More heat pumps needed to hit building decarbonization targets: Transition Accelerator

Canada would need to install an additional 229,000 heat pumps and 82,600 heat pump water heaters between 2024 and 2026 to get on track to 100 per cent adoption by 2050.

With heat pumps and heat pump water heaters, “we are only at the beginning of the adoption of these technologies in the residential sector,” according to Aurélie Vérin and Mathieu Poirier. Saltwater photo by Ryan Taplin.

This article was published by The Energy Mix on March 14, 2024.

Despite faster uptake of home heat pumps, the current pace of adoption is too slow to electrify space heating in all Canadian households by 2100, much less the 2050 target date for bringing the country to net-zero emissions, the Transition Accelerator’s Building Decarbonization Alliance warns in a report released last month.

Rather than assessing current policy support for building decarbonization, the report looks at the rate of progress that would be needed to achieve the country’s climate targets, the alliance explains. With the buildings sector accounting for 18 per cent of Canadian emissions, and 77 per cent of that attributed to fossil fuels used in space and water heating, the analysis focuses in on two technologies: heat pumps, and heat pump water heaters. It relies an “S-curve”, a tool modellers use to show what rapid adoption of a new technology might look like, to “underline the disparity between historical rates of change and the accelerated rates needed for effective climate action.”

To hit those markers over the next two decades, explain co-authors Aurélie Vérin and Mathieu Poirier, senior policy analyst and director of policy with the alliance, “the first years are critical to determining the pace for adoption.”

It isn’t uncommon for emerging technologies to hit an S-curve in their adoption: a chart in the report shows how it’s happened since 1900 for a dozen or more new advances, from land lines and flush toilets to colour TVs and smart phones. With heat pumps and heat pump water heaters, “we are only at the beginning of the adoption of these technologies in the residential sector,” Vérin and Poirier write.

The problem, at the moment, is that the country would need to install an additional 229,000 heat pumps and 82,600 heat pump water heaters between 2024 and 2026 to get on track to 100 per cent adoption by 2050.

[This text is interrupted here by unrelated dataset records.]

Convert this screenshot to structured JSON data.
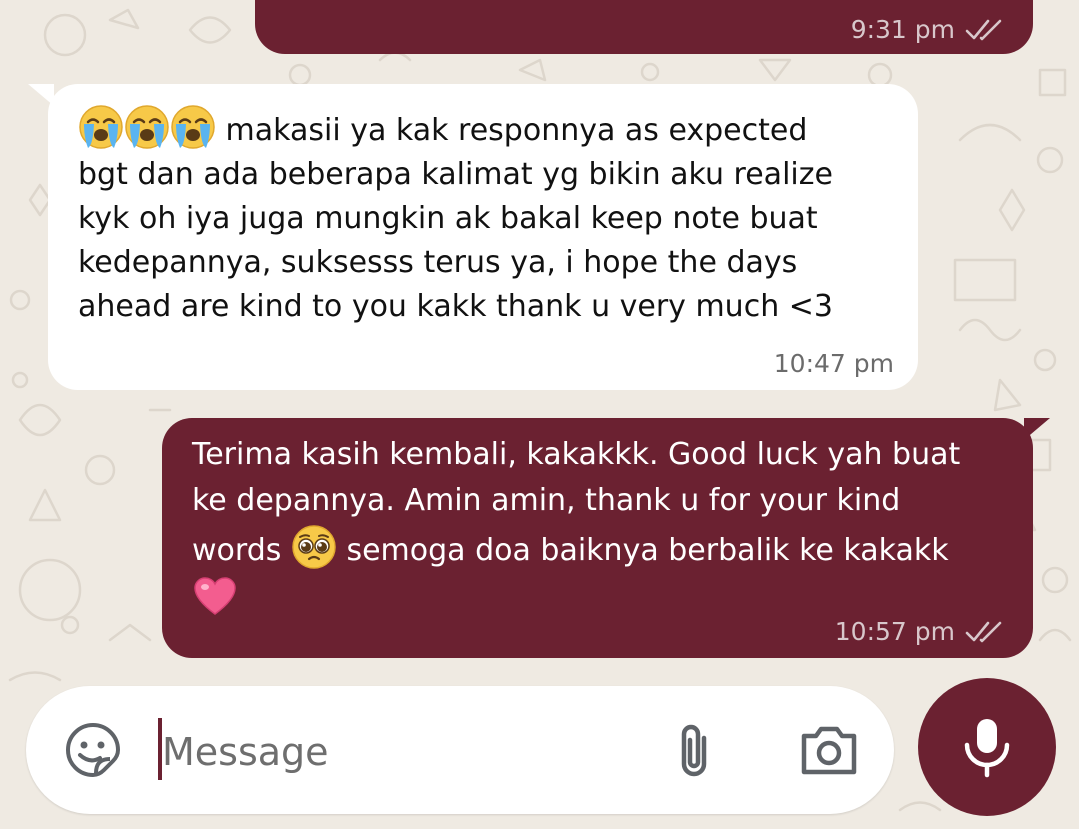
{
  "conversation": {
    "messages": [
      {
        "direction": "outgoing",
        "time": "9:31 pm",
        "status_icon": "double-check-icon"
      },
      {
        "direction": "incoming",
        "lines": [
          "makasii ya kak responnya as expected",
          "bgt dan ada beberapa kalimat yg bikin aku realize",
          "kyk oh iya juga mungkin ak bakal keep note buat",
          "kedepannya, suksesss terus ya, i hope the days",
          "ahead are kind to you kakk thank u very much <3"
        ],
        "emojis": [
          "loudly-crying-face-emoji",
          "loudly-crying-face-emoji",
          "loudly-crying-face-emoji"
        ],
        "time": "10:47 pm"
      },
      {
        "direction": "outgoing",
        "lines": [
          "Terima kasih kembali, kakakkk. Good luck yah buat",
          "ke depannya. Amin amin, thank u for your kind",
          "words",
          "semoga doa baiknya berbalik ke kakakk"
        ],
        "emojis": [
          "pleading-face-emoji",
          "pink-heart-emoji"
        ],
        "time": "10:57 pm",
        "status_icon": "double-check-icon"
      }
    ]
  },
  "composer": {
    "placeholder": "Message",
    "icons": {
      "sticker": "sticker-icon",
      "attach": "paperclip-icon",
      "camera": "camera-icon",
      "mic": "microphone-icon"
    }
  },
  "colors": {
    "wallpaper": "#efeae2",
    "outgoing_bubble": "#6b2131",
    "incoming_bubble": "#ffffff",
    "accent": "#6b2131"
  }
}
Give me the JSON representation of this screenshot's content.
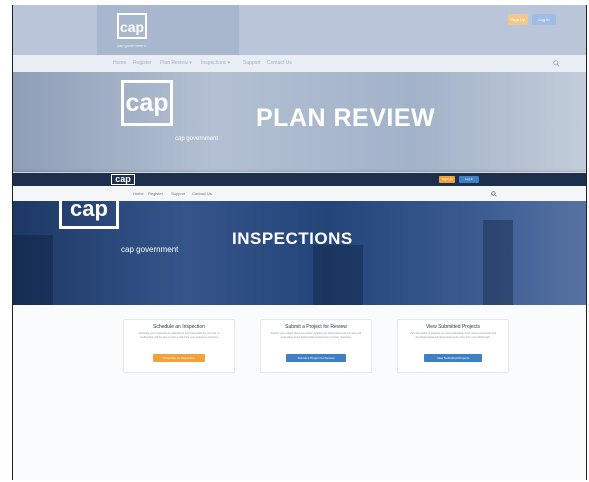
{
  "plan_review": {
    "logo": "cap",
    "logo_sub": "cap government",
    "buttons": {
      "sign_up": "Sign Up",
      "log_in": "Log In"
    },
    "nav": [
      "Home",
      "Register",
      "Plan Review ▾",
      "Inspections ▾",
      "Support",
      "Contact Us"
    ],
    "search_icon": "search-icon",
    "hero_logo": "cap",
    "hero_sub": "cap government",
    "hero_title": "PLAN REVIEW"
  },
  "inspections": {
    "logo": "cap",
    "buttons": {
      "sign_up": "Sign Up",
      "log_in": "Log In"
    },
    "nav": [
      "Home",
      "Register",
      "Support",
      "Contact Us"
    ],
    "search_icon": "search-icon",
    "hero_logo": "cap",
    "hero_sub": "cap government",
    "hero_title": "INSPECTIONS",
    "cards": [
      {
        "title": "Schedule an Inspection",
        "text": "Schedule your inspection by selecting a time that works for your site. A confirmation will be sent to your email once your request is received.",
        "button": "Schedule an Inspection",
        "button_color": "#f0a23c"
      },
      {
        "title": "Submit a Project for Review",
        "text": "Submit your project plans for review. Upload your documents and our team will route them to the appropriate reviewers for a timely response.",
        "button": "Submit a Project for Review",
        "button_color": "#3f7fc4"
      },
      {
        "title": "View Submitted Projects",
        "text": "View the status of projects you have submitted, track review comments and download approved documents at any time from your dashboard.",
        "button": "View Submitted Projects",
        "button_color": "#3f7fc4"
      }
    ]
  },
  "colors": {
    "nav_dark": "#1c2f4d",
    "accent_orange": "#f0a23c",
    "accent_blue": "#3f7fc4",
    "faded_bg": "#c9d3e2"
  }
}
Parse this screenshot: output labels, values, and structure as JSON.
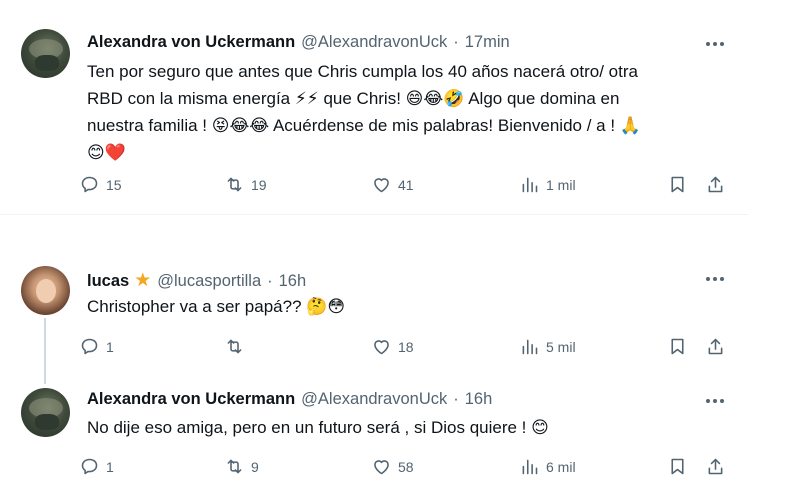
{
  "tweets": [
    {
      "name": "Alexandra von Uckermann",
      "handle": "@AlexandravonUck",
      "dot": "·",
      "time": "17min",
      "lines": [
        "Ten por seguro que antes que Chris cumpla los 40 años nacerá otro/ otra",
        "RBD con la misma energía ⚡⚡ que Chris! 😄😂🤣 Algo que domina en",
        "nuestra familia ! 😝😂😂 Acuérdense de mis palabras! Bienvenido / a ! 🙏",
        "😊❤️"
      ],
      "replies": "15",
      "retweets": "19",
      "likes": "41",
      "views": "1 mil"
    },
    {
      "name": "lucas",
      "verified_star": "★",
      "handle": "@lucasportilla",
      "dot": "·",
      "time": "16h",
      "lines": [
        "Christopher va a ser papá?? 🤔😳"
      ],
      "replies": "1",
      "retweets": "",
      "likes": "18",
      "views": "5 mil"
    },
    {
      "name": "Alexandra von Uckermann",
      "handle": "@AlexandravonUck",
      "dot": "·",
      "time": "16h",
      "lines": [
        "No dije eso amiga, pero en un futuro será , si Dios quiere ! 😊"
      ],
      "replies": "1",
      "retweets": "9",
      "likes": "58",
      "views": "6 mil"
    }
  ],
  "icons": {
    "reply": "reply-icon",
    "retweet": "retweet-icon",
    "like": "heart-icon",
    "views": "views-icon",
    "bookmark": "bookmark-icon",
    "share": "share-icon",
    "more": "more-icon"
  },
  "colors": {
    "text": "#0f1419",
    "secondary": "#536471",
    "star": "#f5a623",
    "separator": "#eff3f4",
    "thread_line": "#cfd9de"
  }
}
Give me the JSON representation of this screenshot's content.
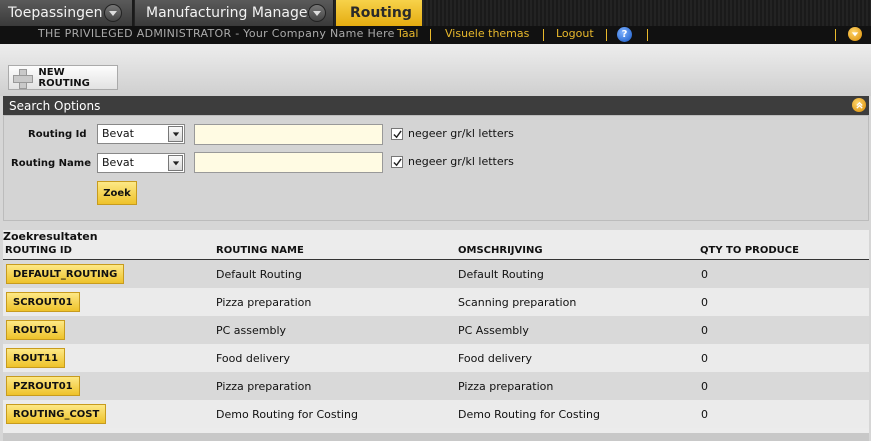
{
  "tabs": [
    {
      "label": "Toepassingen",
      "has_menu": true
    },
    {
      "label": "Manufacturing Manager",
      "has_menu": true
    },
    {
      "label": "Routing",
      "active": true
    }
  ],
  "header": {
    "admin_text": "THE PRIVILEGED ADMINISTRATOR - Your Company Name Here",
    "links": [
      "Taal",
      "Visuele themas",
      "Logout"
    ],
    "help_icon": "help-icon",
    "accent": "#e9b92c"
  },
  "actions": {
    "new_routing_label": "NEW ROUTING"
  },
  "search": {
    "title": "Search Options",
    "fields": [
      {
        "label": "Routing Id",
        "operator": "Bevat",
        "value": "",
        "ignore_case_checked": true,
        "ignore_case_label": "negeer gr/kl letters"
      },
      {
        "label": "Routing Name",
        "operator": "Bevat",
        "value": "",
        "ignore_case_checked": true,
        "ignore_case_label": "negeer gr/kl letters"
      }
    ],
    "submit_label": "Zoek"
  },
  "results": {
    "title": "Zoekresultaten",
    "columns": [
      "ROUTING ID",
      "ROUTING NAME",
      "OMSCHRIJVING",
      "QTY TO PRODUCE"
    ],
    "rows": [
      {
        "id": "DEFAULT_ROUTING",
        "name": "Default Routing",
        "description": "Default Routing",
        "qty": "0"
      },
      {
        "id": "SCROUT01",
        "name": "Pizza preparation",
        "description": "Scanning preparation",
        "qty": "0"
      },
      {
        "id": "ROUT01",
        "name": "PC assembly",
        "description": "PC Assembly",
        "qty": "0"
      },
      {
        "id": "ROUT11",
        "name": "Food delivery",
        "description": "Food delivery",
        "qty": "0"
      },
      {
        "id": "PZROUT01",
        "name": "Pizza preparation",
        "description": "Pizza preparation",
        "qty": "0"
      },
      {
        "id": "ROUTING_COST",
        "name": "Demo Routing for Costing",
        "description": "Demo Routing for Costing",
        "qty": "0"
      }
    ]
  }
}
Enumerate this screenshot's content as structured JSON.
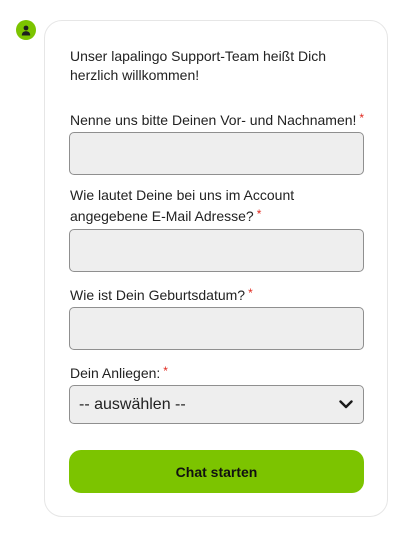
{
  "colors": {
    "accent": "#7cc400",
    "required": "#e0281e",
    "input_bg": "#eeeeee",
    "input_border": "#8f8f8f"
  },
  "icons": {
    "avatar": "user-icon",
    "select": "chevron-down-icon"
  },
  "chat": {
    "welcome": "Unser lapalingo Support-Team heißt Dich herzlich willkommen!",
    "required_marker": "*"
  },
  "form": {
    "name": {
      "label": "Nenne uns bitte Deinen Vor- und Nachnamen!",
      "value": ""
    },
    "email": {
      "label": "Wie lautet Deine bei uns im Account angegebene E-Mail Adresse?",
      "value": ""
    },
    "birthdate": {
      "label": "Wie ist Dein Geburtsdatum?",
      "value": ""
    },
    "concern": {
      "label": "Dein Anliegen:",
      "selected": "-- auswählen --"
    },
    "submit_label": "Chat starten"
  }
}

“While there will be slow progress during the early years, signifying their gradual adoption, this will be followed by rapid increase in uptake, resulting in widespread mass-market adoption, and eventually reaching a saturation point as the market matures,” the report says. However, assuming replacement cycles of 15 years for most space heating equipment and 10 years for water heaters, the two devices would have to hit 100 per cent of new sales by 2035 and 2040, respectively, to approach full replacement by 2050.

The 19-page report includes regional breakdowns for Canadian provinces and the territories, and each page ends with the same call to action:

“These first years are critical as they will determine the pace for adoption for the next two decades. The transition must accelerate to improve the chances of successfully meeting net zero emissions by 2050.”

Facebook Comments

Be the first to comment

Leave a Reply

Your email address will not be published.


*